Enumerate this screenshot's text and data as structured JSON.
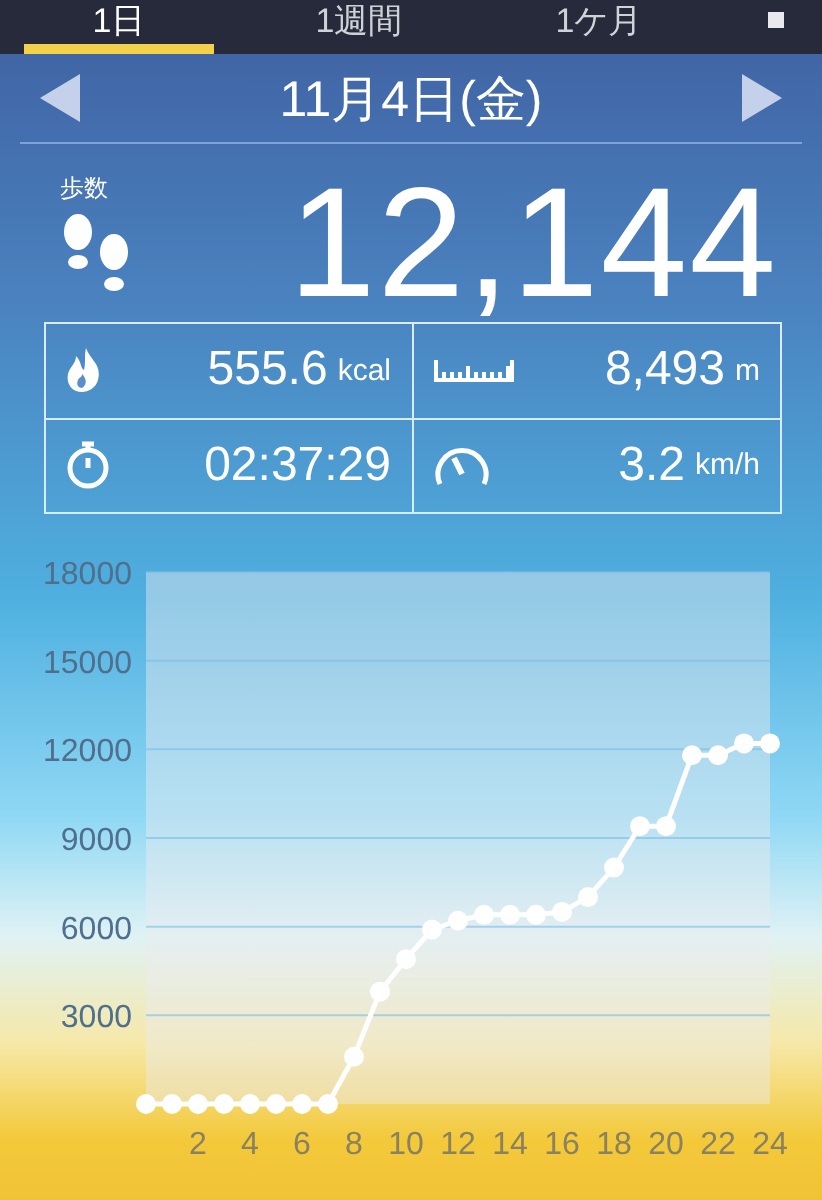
{
  "tabs": [
    {
      "label": "1日",
      "selected": true
    },
    {
      "label": "1週間",
      "selected": false
    },
    {
      "label": "1ケ月",
      "selected": false
    }
  ],
  "date": {
    "label": "11月4日(金)"
  },
  "steps": {
    "label": "歩数",
    "value": "12,144"
  },
  "stats": [
    {
      "kind": "calories",
      "value": "555.6",
      "unit": "kcal"
    },
    {
      "kind": "distance",
      "value": "8,493",
      "unit": "m"
    },
    {
      "kind": "time",
      "value": "02:37:29"
    },
    {
      "kind": "speed",
      "value": "3.2",
      "unit": "km/h"
    }
  ],
  "chart": {
    "chart_data": {
      "type": "line",
      "x": [
        0,
        1,
        2,
        3,
        4,
        5,
        6,
        7,
        8,
        9,
        10,
        11,
        12,
        13,
        14,
        15,
        16,
        17,
        18,
        19,
        20,
        21,
        22,
        23,
        24
      ],
      "grid": true,
      "series": [
        {
          "color": "#ffffff",
          "marker": true,
          "values": [
            0,
            0,
            0,
            0,
            0,
            0,
            0,
            0,
            1600,
            3800,
            4900,
            5900,
            6200,
            6400,
            6400,
            6400,
            6500,
            7000,
            8000,
            9400,
            9400,
            11800,
            11800,
            12200,
            12200
          ]
        }
      ],
      "xlim": [
        0,
        24
      ],
      "ylim": [
        0,
        18000
      ],
      "xticks": [
        2,
        4,
        6,
        8,
        10,
        12,
        14,
        16,
        18,
        20,
        22,
        24
      ],
      "yticks": [
        3000,
        6000,
        9000,
        12000,
        15000,
        18000
      ]
    }
  }
}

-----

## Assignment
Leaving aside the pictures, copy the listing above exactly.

## Answer area
Enumerate this screenshot's text and data as structured JSON.
{
  "tabs": [
    {
      "label": "1日",
      "selected": true
    },
    {
      "label": "1週間",
      "selected": false
    },
    {
      "label": "1ケ月",
      "selected": false
    }
  ],
  "date": {
    "label": "11月4日(金)"
  },
  "steps": {
    "label": "歩数",
    "value": "12,144"
  },
  "stats": [
    {
      "kind": "calories",
      "value": "555.6",
      "unit": "kcal"
    },
    {
      "kind": "distance",
      "value": "8,493",
      "unit": "m"
    },
    {
      "kind": "time",
      "value": "02:37:29"
    },
    {
      "kind": "speed",
      "value": "3.2",
      "unit": "km/h"
    }
  ],
  "chart": {
    "chart_data": {
      "type": "line",
      "x": [
        0,
        1,
        2,
        3,
        4,
        5,
        6,
        7,
        8,
        9,
        10,
        11,
        12,
        13,
        14,
        15,
        16,
        17,
        18,
        19,
        20,
        21,
        22,
        23,
        24
      ],
      "grid": true,
      "series": [
        {
          "color": "#ffffff",
          "marker": true,
          "values": [
            0,
            0,
            0,
            0,
            0,
            0,
            0,
            0,
            1600,
            3800,
            4900,
            5900,
            6200,
            6400,
            6400,
            6400,
            6500,
            7000,
            8000,
            9400,
            9400,
            11800,
            11800,
            12200,
            12200
          ]
        }
      ],
      "xlim": [
        0,
        24
      ],
      "ylim": [
        0,
        18000
      ],
      "xticks": [
        2,
        4,
        6,
        8,
        10,
        12,
        14,
        16,
        18,
        20,
        22,
        24
      ],
      "yticks": [
        3000,
        6000,
        9000,
        12000,
        15000,
        18000
      ]
    }
  }
}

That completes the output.